When Bandai took over the Machine Robo line from Popy at the end of 1982, they immediately began to infuse it with more down-to-Earth vehicles. A good illustration of this is the comparison between Highway Robo and Doubledecker Bus Robo. Popy's effort looked like Son of Big Bus; Bandai's is a meticulous model of a contemporary bus. Doubledecker Bus Robo was issued in Japan in 1983 but skipped over in America, where Tonka seemed to have a grasp on mundane vehicles not really selling (the dustbin lorry Renegade Fly Trap was delayed before getting a limited release in the second series while the likes of Dumper and Dozer were dropped from the series after only a year or so on sale).

However, Mimo - who took over the Brazilian licence from Glasslite (I think in around 1984/85) - added the figure to their short-lived Convert range. The Brazilian release featured a new sticker sheet (the legend ‘Kato Bus' becoming ‘Mimo Bus') and the colours changed slightly – all of the legs (except the feet) and the sections of translucent brown plastic were replaced with opaque brown, and the yellow parts were made darker (a scheme which closely resembled the prototype advertised in some Japanese catalogues). And that's all she wrote for Doubledecker Bus Robo.


ALTERNATE MODE

As with Fly Trap, Spoons or Man-O-War it's nice to see something a bit more unusual get turned into a figure. It's commercial suicide, but it's nice nonetheless. For a bus, Doubledecker is actually rather charming. I think the toy's modelled on an early Mitsubishi Fuso Aero King (but as Japanese buses of the early 1980s are hardly my forte I'm not committing), and the scale is very small, resulting in a cute little vehicle. Yes, I called a bus cute. The colours are surprisingly fetching, treading that delicate line between flash and believable with aplomb. The sticker-work is excellent, though the use of some brownish decals to cover some out-of-place yellow areas is a pain – while Bandai have done their usual superlative job matching the colours, when these start to peel it looks poor.

Considering the small scale (we're talking in the region of 1/144 here, I'm guessing) there's a surprising amount of detail crammed onto this thing. The biggest drawback is the large, noticeable join-lines along the roof – largely visible because the yellow topside is paint apps, on top of darker brown plastic that can be seen at the joins. Overall, though, it's a fine alt mode, a lot more likable than you'd think a bus could be.


ROBOT MODE

The transformation sequence is nice – not too simple, but still pretty straightforward. The arm configuration is the same as that used for Rest-Q, though the head is a bit different (instead of the whole unit sliding out, it hinges, giving him a unique triangular head), and the lower half rotates, with feet popping out of the bus roof.

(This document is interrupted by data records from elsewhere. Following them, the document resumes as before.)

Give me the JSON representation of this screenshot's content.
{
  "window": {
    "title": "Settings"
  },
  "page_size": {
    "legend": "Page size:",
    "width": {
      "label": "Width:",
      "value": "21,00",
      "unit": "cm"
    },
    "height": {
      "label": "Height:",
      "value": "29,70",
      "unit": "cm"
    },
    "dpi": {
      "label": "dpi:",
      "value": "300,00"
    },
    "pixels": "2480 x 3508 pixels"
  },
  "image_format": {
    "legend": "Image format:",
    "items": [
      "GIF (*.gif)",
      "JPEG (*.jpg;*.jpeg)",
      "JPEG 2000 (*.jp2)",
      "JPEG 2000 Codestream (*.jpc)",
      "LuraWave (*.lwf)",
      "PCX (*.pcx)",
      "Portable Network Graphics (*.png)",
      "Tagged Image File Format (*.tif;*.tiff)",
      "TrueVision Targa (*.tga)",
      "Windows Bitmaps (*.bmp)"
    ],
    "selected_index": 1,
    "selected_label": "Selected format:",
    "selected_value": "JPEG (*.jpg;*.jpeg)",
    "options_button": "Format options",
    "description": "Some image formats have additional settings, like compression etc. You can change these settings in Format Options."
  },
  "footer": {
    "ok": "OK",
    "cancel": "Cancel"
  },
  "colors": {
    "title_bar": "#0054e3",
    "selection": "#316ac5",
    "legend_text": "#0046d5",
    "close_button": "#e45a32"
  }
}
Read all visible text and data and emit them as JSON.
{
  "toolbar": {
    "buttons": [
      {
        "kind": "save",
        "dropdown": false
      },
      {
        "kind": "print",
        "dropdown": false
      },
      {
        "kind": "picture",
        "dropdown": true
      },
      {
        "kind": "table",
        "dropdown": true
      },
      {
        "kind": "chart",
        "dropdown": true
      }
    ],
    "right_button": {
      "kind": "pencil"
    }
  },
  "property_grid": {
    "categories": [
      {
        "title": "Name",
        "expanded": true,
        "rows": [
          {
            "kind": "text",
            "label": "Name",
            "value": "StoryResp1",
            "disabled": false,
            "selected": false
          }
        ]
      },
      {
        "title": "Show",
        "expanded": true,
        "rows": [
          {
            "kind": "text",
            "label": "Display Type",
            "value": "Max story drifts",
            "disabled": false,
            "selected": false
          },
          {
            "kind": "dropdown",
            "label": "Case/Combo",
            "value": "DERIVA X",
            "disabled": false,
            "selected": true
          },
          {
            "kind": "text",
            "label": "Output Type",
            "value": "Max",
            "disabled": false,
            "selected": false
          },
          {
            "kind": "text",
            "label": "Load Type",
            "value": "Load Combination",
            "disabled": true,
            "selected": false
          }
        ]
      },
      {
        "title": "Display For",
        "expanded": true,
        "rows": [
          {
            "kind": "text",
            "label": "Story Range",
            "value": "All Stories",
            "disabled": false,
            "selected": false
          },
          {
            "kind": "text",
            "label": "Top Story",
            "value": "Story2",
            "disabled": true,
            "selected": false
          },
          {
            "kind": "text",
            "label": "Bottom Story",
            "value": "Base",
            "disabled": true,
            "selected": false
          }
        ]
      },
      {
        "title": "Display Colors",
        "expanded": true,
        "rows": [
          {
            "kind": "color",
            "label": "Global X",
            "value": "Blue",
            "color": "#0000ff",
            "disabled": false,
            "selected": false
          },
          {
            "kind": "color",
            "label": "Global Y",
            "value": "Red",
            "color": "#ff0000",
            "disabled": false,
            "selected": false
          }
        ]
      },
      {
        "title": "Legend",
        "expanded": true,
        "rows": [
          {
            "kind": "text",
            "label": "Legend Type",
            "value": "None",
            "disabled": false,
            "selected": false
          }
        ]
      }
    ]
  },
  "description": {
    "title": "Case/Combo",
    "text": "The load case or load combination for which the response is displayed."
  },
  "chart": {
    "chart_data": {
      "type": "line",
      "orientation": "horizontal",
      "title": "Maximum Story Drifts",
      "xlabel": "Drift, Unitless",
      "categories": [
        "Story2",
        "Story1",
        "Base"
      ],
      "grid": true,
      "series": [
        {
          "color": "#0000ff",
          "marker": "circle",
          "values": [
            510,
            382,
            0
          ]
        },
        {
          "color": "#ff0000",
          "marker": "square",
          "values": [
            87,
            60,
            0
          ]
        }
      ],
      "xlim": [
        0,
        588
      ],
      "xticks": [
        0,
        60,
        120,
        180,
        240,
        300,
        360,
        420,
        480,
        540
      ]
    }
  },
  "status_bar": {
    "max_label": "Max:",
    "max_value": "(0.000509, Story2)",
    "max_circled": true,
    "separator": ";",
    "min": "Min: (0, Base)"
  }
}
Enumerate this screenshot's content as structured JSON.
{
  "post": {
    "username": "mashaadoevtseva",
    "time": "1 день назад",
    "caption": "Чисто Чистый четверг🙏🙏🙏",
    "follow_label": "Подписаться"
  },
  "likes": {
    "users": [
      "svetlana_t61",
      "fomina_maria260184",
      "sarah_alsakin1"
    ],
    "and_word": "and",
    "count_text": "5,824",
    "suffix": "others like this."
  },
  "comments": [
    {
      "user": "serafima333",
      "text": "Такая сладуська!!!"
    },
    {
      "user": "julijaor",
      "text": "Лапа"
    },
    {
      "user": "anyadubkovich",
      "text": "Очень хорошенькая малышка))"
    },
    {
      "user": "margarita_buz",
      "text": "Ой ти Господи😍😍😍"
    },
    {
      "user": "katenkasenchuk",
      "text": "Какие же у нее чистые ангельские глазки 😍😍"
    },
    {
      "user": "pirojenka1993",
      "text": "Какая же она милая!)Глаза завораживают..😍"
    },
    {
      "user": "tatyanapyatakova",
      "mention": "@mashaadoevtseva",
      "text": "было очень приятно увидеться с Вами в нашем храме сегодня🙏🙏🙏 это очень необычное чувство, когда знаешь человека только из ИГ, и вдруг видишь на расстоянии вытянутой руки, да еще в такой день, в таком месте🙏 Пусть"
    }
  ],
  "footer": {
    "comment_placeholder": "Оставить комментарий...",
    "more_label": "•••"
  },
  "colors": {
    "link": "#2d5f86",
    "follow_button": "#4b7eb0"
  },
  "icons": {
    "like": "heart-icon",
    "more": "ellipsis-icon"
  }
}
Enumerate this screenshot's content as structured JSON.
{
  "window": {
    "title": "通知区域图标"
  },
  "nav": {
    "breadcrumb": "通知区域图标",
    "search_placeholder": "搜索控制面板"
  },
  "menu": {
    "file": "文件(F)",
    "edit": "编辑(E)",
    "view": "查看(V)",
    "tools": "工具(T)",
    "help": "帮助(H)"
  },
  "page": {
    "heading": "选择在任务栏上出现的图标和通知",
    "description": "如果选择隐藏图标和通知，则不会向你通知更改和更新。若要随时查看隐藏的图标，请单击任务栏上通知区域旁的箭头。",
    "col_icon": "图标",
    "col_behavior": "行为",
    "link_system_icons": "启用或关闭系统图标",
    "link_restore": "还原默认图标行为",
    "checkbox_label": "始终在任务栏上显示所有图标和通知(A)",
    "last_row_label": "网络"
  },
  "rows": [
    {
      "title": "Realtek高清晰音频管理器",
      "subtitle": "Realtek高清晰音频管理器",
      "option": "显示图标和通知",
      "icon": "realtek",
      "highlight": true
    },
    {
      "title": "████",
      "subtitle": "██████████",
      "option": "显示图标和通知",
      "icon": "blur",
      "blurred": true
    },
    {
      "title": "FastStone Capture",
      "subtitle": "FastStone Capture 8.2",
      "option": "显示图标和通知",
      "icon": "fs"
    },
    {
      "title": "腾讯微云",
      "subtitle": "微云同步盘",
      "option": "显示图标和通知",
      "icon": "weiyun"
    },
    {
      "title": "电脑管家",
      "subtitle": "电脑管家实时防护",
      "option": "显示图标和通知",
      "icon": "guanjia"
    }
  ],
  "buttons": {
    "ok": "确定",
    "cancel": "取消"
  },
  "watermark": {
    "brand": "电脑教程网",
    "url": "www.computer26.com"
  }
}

The end result is a rather slender robot, but he looks great. The colours somehow just work, aided by some well-placed stickers. It's a bit of a shame the shoulders are visibly hollow, but everything else is spot-on. He is quite tall and thin, but not unbelievably so, and alien robots probably come in all shapes and sizes. I especially like the head – the sloping cranium is a nice change, and there's a very good cast for the face (for some reason, I think the triangular forehead is just terrific). From head-on there are very few alt-mode features present, but they show up nicely from other angles. The rotating waist is a great touch – not only does it give him an extra point of articulation, but they could have been lazy and just had the back half extend and split, using the underside as the shins. It's nice they've got to the extra effort (this also shows through with the way the feet have panels to cover their housings, instead of just leaving two holes). On top of all of this, he's a sturdy figure too.


SUMMARY

Providing your mind isn't completely closed to the idea of a transforming bus (and personally I find that after hundreds of exotic sportscars, military jets, tanks and other things you'd rarely see in real life, it's a nice change) this is a top-notch figure. On the Japanese exclusive scale, of the ones I own it's only behind the Mini Cooper Robo. The mould's class, both modes are pleasing, the colours are nice and he's durable. Bit of a pity the West didn't get this one instead of Fly-Trap, really, as it's a damn fine figure. Shame he probably fetches ~£50, but if you're going to spend that much on an MR figure, make it this one or the Mini.


THE FACTS
[Corrections? Let me know!]

RELEASES:
1983, Machine Robo Series - MR-27: Doubledecker Bus Robo

PARTS:
None

WEAK POINTS:
None